Now, Travis serves as the Systems Librarian at Naugatuck Valley Community College in Connecticut where he oversees the Technical Services department. He is responsible for maintaining the integrated library system and updating the library’s website. He uses library technology to create new resources for students, such as digital collections, and provides direct reference and instruction services to students and faculty. Travis also is involved in campus committees, like the Curriculum and Educational Affairs Committee, and four consortium-wide teams with colleagues from colleges and universities across Connecticut.

"Being willing to try something new is also a great way to discover what aspects of librarianship you'd really like to focus on later in your career."

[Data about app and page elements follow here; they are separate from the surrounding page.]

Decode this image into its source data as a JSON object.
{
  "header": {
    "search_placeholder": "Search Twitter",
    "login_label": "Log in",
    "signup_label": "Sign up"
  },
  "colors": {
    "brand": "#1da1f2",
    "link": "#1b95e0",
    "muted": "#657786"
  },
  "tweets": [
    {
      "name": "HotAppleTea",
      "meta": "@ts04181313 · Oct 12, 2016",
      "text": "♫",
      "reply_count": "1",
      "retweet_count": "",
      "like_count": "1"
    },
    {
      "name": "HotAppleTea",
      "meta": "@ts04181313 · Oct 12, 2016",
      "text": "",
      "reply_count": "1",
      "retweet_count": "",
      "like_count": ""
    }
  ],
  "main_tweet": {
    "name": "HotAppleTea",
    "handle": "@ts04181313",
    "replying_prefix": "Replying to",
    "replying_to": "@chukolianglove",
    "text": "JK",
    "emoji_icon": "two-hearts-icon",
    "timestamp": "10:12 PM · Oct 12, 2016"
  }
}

Travis is grateful for the education and experiences he had while pursuing his MLIS at Kent State. “I had the opportunity to meet some absolutely amazing faculty and fellow students, even though I completed my program completely online,” he says. One of the most memorable courses he took was Cultural Heritage Informatics with Professor Zeng. This course gave him the opportunity to view his degree and potential future career from a new perspective. Another course he found helpful for his career, especially recently, was a copyright law course. Travis referred to his textbook from the class while working on controlled digital lending practices during the pandemic.


He has been involved in the Connecticut Library Association (CLA) for several years and was recently named Vice President/President-Elect of the association. Travis previously served as a regional representative on the CLA board for two years, acting as a liaison to a region of about 35 towns and cities primarily in northwestern Connecticut. He also is an active member of CLA’s LGBTQ+ Section. “CLA has given me the opportunity to meet and work with so many fantastic people who I would not have met otherwise,” Travis says. “I can't stress enough how important it is for students to take advantage of the networking opportunities professional organizations provide.”


He recently received a Merit Award for Exemplary Service to Naugatuck Valley Community College in recognition of his efforts to support students during the pandemic. Earlier in his career, Travis received the D. Newton Barney Society Award from the Farmington Libraries in Farmington, Connecticut. He is excited to be part of a statewide reading initiative that the Connecticut State Library will be rolling out in 2022. While at the iSchool, he completed a research project which explored the process of digitizing local history materials in a public library's archive.


One of Travis’ biggest challenges during his career has been self-doubt. “You will most likely encounter critics at some point in your career, and while sometimes you may receive valuable feedback, other times you'll find that someone may be projecting their own inadequacies onto you,” he says. “Learning to distinguish between advice you can use and abuse you should avoid can be difficult, and that's why it's so important to have someone to help you navigate.” Travis is thankful for mentors, like Professor Zeng and Library Director Jay Johnston, who have been instrumental in helping him deal with challenges.


Travis encourages iSchool students to stay in touch with faculty members. “There are so many brilliant people in our field, especially in the iSchool, and you'll learn so much from them even after the end of your course,” he says. He also advises current students to get involved in their local professional associations. “Don't be intimidated or feel that you don't have anything to offer; your perspective and energy will only benefit the field and help you make connections,” Travis says. Regarding important skills and qualities for information professionals today, Travis thinks it is important to be flexible, especially when you are first starting out. “Being willing to try something new is also a great way to discover what aspects of librarianship you'd really like to focus on later in your career,” he says. He notes that another key part of library work is collaboration. “If new hires can show ways in which they've collaborated successfully, I think that really stands out in the interview process,” he says.


Current iSchool students can reach out to Travis with questions via email at

Learn about other successful iSchool graduates in our Alumni Spotlights.